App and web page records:

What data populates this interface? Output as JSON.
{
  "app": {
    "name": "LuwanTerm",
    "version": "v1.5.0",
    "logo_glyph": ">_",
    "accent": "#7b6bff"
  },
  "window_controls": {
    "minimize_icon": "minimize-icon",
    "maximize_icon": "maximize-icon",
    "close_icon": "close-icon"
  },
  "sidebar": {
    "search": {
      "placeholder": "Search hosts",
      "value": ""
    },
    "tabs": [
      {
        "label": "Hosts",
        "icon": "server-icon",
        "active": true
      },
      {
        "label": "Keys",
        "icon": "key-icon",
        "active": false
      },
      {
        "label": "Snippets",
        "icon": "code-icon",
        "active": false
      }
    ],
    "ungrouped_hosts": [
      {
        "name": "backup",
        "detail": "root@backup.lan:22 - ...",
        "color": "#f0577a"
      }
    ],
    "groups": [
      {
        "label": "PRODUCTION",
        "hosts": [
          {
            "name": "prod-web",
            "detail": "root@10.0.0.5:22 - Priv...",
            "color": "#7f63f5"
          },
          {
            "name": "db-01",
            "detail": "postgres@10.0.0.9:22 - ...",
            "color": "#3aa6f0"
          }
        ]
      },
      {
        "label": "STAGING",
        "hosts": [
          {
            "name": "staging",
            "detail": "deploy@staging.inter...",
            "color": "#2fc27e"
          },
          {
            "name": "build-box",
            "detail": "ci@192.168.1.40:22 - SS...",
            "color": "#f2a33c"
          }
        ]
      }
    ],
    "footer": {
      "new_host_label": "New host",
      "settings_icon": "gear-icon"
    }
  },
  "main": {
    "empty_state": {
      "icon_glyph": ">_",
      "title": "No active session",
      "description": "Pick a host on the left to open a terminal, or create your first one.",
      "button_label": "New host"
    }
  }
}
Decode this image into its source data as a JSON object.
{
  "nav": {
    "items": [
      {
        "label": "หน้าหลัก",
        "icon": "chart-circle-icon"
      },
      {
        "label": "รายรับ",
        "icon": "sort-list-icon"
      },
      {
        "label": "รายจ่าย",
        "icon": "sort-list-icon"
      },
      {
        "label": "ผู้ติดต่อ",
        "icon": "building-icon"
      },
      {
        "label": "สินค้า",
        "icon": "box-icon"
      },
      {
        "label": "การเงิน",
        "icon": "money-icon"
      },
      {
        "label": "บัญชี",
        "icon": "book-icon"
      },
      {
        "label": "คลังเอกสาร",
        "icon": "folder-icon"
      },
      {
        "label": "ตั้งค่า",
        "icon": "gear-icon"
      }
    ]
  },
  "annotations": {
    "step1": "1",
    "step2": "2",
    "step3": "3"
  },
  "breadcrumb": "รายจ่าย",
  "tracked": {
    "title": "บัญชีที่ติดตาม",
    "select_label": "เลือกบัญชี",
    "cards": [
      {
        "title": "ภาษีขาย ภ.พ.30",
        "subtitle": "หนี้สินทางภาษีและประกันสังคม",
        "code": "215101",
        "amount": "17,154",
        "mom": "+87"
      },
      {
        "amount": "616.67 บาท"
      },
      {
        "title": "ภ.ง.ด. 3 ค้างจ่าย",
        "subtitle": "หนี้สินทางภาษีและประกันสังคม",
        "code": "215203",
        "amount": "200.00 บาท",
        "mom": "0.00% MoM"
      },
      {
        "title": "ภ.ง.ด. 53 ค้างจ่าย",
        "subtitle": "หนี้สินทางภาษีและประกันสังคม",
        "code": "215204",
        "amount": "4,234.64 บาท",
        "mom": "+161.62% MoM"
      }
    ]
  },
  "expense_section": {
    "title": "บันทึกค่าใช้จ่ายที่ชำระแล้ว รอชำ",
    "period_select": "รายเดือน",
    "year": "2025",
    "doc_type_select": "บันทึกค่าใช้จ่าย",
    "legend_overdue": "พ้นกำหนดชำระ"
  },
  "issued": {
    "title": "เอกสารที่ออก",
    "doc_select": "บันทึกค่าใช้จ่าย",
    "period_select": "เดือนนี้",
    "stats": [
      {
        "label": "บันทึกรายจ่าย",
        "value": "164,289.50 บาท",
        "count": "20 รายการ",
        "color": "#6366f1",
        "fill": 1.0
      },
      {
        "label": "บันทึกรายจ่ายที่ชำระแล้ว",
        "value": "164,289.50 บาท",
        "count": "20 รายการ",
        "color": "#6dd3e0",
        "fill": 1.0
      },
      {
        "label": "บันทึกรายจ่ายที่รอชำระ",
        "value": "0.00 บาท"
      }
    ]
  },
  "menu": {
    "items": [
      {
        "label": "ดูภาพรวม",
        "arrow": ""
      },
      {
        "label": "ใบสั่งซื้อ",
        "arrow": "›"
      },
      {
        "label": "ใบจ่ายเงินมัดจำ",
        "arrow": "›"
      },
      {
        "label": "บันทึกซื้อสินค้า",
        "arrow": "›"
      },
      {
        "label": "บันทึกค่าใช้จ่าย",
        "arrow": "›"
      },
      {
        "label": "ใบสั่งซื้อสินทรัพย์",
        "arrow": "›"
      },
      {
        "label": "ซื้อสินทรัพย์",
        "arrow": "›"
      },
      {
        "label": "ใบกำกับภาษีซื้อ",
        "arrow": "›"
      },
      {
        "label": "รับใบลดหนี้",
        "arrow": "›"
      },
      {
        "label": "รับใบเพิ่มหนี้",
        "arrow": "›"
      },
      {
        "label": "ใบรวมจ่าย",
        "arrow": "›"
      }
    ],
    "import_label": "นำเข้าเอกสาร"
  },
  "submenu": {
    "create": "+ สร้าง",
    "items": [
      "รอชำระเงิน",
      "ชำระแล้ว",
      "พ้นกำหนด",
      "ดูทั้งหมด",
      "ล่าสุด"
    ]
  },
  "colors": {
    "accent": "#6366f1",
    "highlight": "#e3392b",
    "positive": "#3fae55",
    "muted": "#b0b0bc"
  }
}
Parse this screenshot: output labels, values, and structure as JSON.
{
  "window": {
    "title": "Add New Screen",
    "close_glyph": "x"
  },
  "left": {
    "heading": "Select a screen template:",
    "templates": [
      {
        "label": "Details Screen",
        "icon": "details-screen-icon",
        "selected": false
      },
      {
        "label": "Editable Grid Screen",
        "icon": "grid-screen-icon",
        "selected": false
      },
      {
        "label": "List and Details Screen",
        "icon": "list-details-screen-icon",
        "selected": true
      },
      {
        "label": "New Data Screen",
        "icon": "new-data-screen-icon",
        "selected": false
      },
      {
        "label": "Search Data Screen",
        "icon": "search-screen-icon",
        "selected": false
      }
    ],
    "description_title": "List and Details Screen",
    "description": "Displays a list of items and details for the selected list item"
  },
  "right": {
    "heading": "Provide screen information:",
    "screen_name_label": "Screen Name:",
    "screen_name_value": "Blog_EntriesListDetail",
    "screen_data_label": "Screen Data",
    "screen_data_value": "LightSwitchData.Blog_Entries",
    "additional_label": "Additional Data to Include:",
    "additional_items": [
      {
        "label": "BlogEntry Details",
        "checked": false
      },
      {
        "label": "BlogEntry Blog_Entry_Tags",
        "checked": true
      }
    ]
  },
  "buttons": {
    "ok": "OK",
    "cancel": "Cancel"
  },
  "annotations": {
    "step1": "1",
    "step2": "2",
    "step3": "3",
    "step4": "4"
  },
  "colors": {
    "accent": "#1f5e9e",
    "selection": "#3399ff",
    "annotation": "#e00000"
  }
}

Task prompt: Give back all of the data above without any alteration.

Written reply:
What data populates this interface? Output as JSON.
{
  "app": {
    "name": "LuwanTerm",
    "version": "v1.5.0",
    "logo_glyph": ">_",
    "accent": "#7b6bff"
  },
  "window_controls": {
    "minimize_icon": "minimize-icon",
    "maximize_icon": "maximize-icon",
    "close_icon": "close-icon"
  },
  "sidebar": {
    "search": {
      "placeholder": "Search hosts",
      "value": ""
    },
    "tabs": [
      {
        "label": "Hosts",
        "icon": "server-icon",
        "active": true
      },
      {
        "label": "Keys",
        "icon": "key-icon",
        "active": false
      },
      {
        "label": "Snippets",
        "icon": "code-icon",
        "active": false
      }
    ],
    "ungrouped_hosts": [
      {
        "name": "backup",
        "detail": "root@backup.lan:22 - ...",
        "color": "#f0577a"
      }
    ],
    "groups": [
      {
        "label": "PRODUCTION",
        "hosts": [
          {
            "name": "prod-web",
            "detail": "root@10.0.0.5:22 - Priv...",
            "color": "#7f63f5"
          },
          {
            "name": "db-01",
            "detail": "postgres@10.0.0.9:22 - ...",
            "color": "#3aa6f0"
          }
        ]
      },
      {
        "label": "STAGING",
        "hosts": [
          {
            "name": "staging",
            "detail": "deploy@staging.inter...",
            "color": "#2fc27e"
          },
          {
            "name": "build-box",
            "detail": "ci@192.168.1.40:22 - SS...",
            "color": "#f2a33c"
          }
        ]
      }
    ],
    "footer": {
      "new_host_label": "New host",
      "settings_icon": "gear-icon"
    }
  },
  "main": {
    "empty_state": {
      "icon_glyph": ">_",
      "title": "No active session",
      "description": "Pick a host on the left to open a terminal, or create your first one.",
      "button_label": "New host"
    }
  }
}
Decode this image into its source data as a JSON object.
{
  "nav": {
    "items": [
      {
        "label": "หน้าหลัก",
        "icon": "chart-circle-icon"
      },
      {
        "label": "รายรับ",
        "icon": "sort-list-icon"
      },
      {
        "label": "รายจ่าย",
        "icon": "sort-list-icon"
      },
      {
        "label": "ผู้ติดต่อ",
        "icon": "building-icon"
      },
      {
        "label": "สินค้า",
        "icon": "box-icon"
      },
      {
        "label": "การเงิน",
        "icon": "money-icon"
      },
      {
        "label": "บัญชี",
        "icon": "book-icon"
      },
      {
        "label": "คลังเอกสาร",
        "icon": "folder-icon"
      },
      {
        "label": "ตั้งค่า",
        "icon": "gear-icon"
      }
    ]
  },
  "annotations": {
    "step1": "1",
    "step2": "2",
    "step3": "3"
  },
  "breadcrumb": "รายจ่าย",
  "tracked": {
    "title": "บัญชีที่ติดตาม",
    "select_label": "เลือกบัญชี",
    "cards": [
      {
        "title": "ภาษีขาย ภ.พ.30",
        "subtitle": "หนี้สินทางภาษีและประกันสังคม",
        "code": "215101",
        "amount": "17,154",
        "mom": "+87"
      },
      {
        "amount": "616.67 บาท"
      },
      {
        "title": "ภ.ง.ด. 3 ค้างจ่าย",
        "subtitle": "หนี้สินทางภาษีและประกันสังคม",
        "code": "215203",
        "amount": "200.00 บาท",
        "mom": "0.00% MoM"
      },
      {
        "title": "ภ.ง.ด. 53 ค้างจ่าย",
        "subtitle": "หนี้สินทางภาษีและประกันสังคม",
        "code": "215204",
        "amount": "4,234.64 บาท",
        "mom": "+161.62% MoM"
      }
    ]
  },
  "expense_section": {
    "title": "บันทึกค่าใช้จ่ายที่ชำระแล้ว รอชำ",
    "period_select": "รายเดือน",
    "year": "2025",
    "doc_type_select": "บันทึกค่าใช้จ่าย",
    "legend_overdue": "พ้นกำหนดชำระ"
  },
  "issued": {
    "title": "เอกสารที่ออก",
    "doc_select": "บันทึกค่าใช้จ่าย",
    "period_select": "เดือนนี้",
    "stats": [
      {
        "label": "บันทึกรายจ่าย",
        "value": "164,289.50 บาท",
        "count": "20 รายการ",
        "color": "#6366f1",
        "fill": 1.0
      },
      {
        "label": "บันทึกรายจ่ายที่ชำระแล้ว",
        "value": "164,289.50 บาท",
        "count": "20 รายการ",
        "color": "#6dd3e0",
        "fill": 1.0
      },
      {
        "label": "บันทึกรายจ่ายที่รอชำระ",
        "value": "0.00 บาท"
      }
    ]
  },
  "menu": {
    "items": [
      {
        "label": "ดูภาพรวม",
        "arrow": ""
      },
      {
        "label": "ใบสั่งซื้อ",
        "arrow": "›"
      },
      {
        "label": "ใบจ่ายเงินมัดจำ",
        "arrow": "›"
      },
      {
        "label": "บันทึกซื้อสินค้า",
        "arrow": "›"
      },
      {
        "label": "บันทึกค่าใช้จ่าย",
        "arrow": "›"
      },
      {
        "label": "ใบสั่งซื้อสินทรัพย์",
        "arrow": "›"
      },
      {
        "label": "ซื้อสินทรัพย์",
        "arrow": "›"
      },
      {
        "label": "ใบกำกับภาษีซื้อ",
        "arrow": "›"
      },
      {
        "label": "รับใบลดหนี้",
        "arrow": "›"
      },
      {
        "label": "รับใบเพิ่มหนี้",
        "arrow": "›"
      },
      {
        "label": "ใบรวมจ่าย",
        "arrow": "›"
      }
    ],
    "import_label": "นำเข้าเอกสาร"
  },
  "submenu": {
    "create": "+ สร้าง",
    "items": [
      "รอชำระเงิน",
      "ชำระแล้ว",
      "พ้นกำหนด",
      "ดูทั้งหมด",
      "ล่าสุด"
    ]
  },
  "colors": {
    "accent": "#6366f1",
    "highlight": "#e3392b",
    "positive": "#3fae55",
    "muted": "#b0b0bc"
  }
}
Parse this screenshot: output labels, values, and structure as JSON.
{
  "window": {
    "title": "Add New Screen",
    "close_glyph": "x"
  },
  "left": {
    "heading": "Select a screen template:",
    "templates": [
      {
        "label": "Details Screen",
        "icon": "details-screen-icon",
        "selected": false
      },
      {
        "label": "Editable Grid Screen",
        "icon": "grid-screen-icon",
        "selected": false
      },
      {
        "label": "List and Details Screen",
        "icon": "list-details-screen-icon",
        "selected": true
      },
      {
        "label": "New Data Screen",
        "icon": "new-data-screen-icon",
        "selected": false
      },
      {
        "label": "Search Data Screen",
        "icon": "search-screen-icon",
        "selected": false
      }
    ],
    "description_title": "List and Details Screen",
    "description": "Displays a list of items and details for the selected list item"
  },
  "right": {
    "heading": "Provide screen information:",
    "screen_name_label": "Screen Name:",
    "screen_name_value": "Blog_EntriesListDetail",
    "screen_data_label": "Screen Data",
    "screen_data_value": "LightSwitchData.Blog_Entries",
    "additional_label": "Additional Data to Include:",
    "additional_items": [
      {
        "label": "BlogEntry Details",
        "checked": false
      },
      {
        "label": "BlogEntry Blog_Entry_Tags",
        "checked": true
      }
    ]
  },
  "buttons": {
    "ok": "OK",
    "cancel": "Cancel"
  },
  "annotations": {
    "step1": "1",
    "step2": "2",
    "step3": "3",
    "step4": "4"
  },
  "colors": {
    "accent": "#1f5e9e",
    "selection": "#3399ff",
    "annotation": "#e00000"
  }
}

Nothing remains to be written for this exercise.